Note how many lines in these entries contain "Disabled", and reply with that number alone.

### Exercise inputs
———

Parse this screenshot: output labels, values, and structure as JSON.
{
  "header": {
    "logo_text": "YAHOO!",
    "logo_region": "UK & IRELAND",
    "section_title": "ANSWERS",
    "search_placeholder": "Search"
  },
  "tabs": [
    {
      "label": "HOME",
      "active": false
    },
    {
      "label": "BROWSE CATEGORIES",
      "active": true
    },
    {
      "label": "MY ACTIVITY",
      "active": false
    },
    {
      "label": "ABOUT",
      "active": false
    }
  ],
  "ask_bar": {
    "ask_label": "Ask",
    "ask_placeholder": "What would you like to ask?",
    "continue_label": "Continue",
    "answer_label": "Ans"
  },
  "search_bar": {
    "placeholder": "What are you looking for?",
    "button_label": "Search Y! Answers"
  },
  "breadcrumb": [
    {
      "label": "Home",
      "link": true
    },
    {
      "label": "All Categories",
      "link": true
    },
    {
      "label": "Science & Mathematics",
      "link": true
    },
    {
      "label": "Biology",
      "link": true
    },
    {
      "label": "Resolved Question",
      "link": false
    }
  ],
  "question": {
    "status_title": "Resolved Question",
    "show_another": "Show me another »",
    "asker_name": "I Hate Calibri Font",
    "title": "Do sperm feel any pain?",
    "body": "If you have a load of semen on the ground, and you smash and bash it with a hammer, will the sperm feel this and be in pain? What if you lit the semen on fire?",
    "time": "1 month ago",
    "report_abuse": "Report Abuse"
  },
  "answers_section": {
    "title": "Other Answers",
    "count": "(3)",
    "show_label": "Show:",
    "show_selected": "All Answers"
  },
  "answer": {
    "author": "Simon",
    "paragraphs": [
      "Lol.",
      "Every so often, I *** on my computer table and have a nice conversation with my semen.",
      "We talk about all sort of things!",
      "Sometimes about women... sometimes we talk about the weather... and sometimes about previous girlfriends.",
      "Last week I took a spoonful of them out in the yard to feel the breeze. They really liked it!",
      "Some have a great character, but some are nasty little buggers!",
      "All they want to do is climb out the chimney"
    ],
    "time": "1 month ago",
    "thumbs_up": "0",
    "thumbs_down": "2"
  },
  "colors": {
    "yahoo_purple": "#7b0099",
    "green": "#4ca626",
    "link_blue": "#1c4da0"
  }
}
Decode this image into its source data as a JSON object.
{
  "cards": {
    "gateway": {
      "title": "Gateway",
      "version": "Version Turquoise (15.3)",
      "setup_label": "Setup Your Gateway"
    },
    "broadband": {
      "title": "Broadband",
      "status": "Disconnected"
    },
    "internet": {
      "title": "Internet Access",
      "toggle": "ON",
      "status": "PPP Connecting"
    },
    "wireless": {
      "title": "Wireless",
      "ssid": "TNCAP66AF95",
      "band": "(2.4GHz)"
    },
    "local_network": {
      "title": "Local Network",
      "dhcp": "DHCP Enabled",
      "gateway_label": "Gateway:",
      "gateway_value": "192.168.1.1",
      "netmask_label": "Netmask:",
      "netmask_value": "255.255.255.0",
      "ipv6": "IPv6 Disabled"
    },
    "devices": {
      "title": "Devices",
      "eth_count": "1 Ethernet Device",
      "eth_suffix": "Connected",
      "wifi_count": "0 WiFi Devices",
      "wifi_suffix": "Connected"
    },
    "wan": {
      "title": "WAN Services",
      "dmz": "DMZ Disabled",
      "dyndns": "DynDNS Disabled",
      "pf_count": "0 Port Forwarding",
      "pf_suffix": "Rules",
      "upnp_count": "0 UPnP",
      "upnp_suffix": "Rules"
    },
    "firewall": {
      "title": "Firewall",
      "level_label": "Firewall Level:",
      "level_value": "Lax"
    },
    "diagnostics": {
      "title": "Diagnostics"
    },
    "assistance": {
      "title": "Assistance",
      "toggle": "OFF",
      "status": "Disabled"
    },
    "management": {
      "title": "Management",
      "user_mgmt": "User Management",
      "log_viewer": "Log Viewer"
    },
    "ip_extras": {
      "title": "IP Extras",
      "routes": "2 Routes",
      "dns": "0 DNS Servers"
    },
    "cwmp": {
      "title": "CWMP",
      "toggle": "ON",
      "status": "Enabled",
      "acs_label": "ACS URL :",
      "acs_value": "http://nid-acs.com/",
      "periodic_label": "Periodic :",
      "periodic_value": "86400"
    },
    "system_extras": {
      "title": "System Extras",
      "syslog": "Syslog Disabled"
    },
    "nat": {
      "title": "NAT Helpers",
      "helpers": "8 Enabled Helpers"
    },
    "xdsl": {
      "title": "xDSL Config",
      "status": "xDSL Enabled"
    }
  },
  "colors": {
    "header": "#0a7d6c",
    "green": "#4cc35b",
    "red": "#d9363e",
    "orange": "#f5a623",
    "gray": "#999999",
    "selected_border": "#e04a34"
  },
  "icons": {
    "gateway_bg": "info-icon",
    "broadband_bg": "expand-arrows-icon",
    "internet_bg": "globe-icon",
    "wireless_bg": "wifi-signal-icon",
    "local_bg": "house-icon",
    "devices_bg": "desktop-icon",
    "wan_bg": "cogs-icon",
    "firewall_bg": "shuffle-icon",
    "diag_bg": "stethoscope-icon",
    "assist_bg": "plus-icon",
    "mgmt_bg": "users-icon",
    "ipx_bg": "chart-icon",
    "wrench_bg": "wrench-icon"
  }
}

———

### Completed exercise
5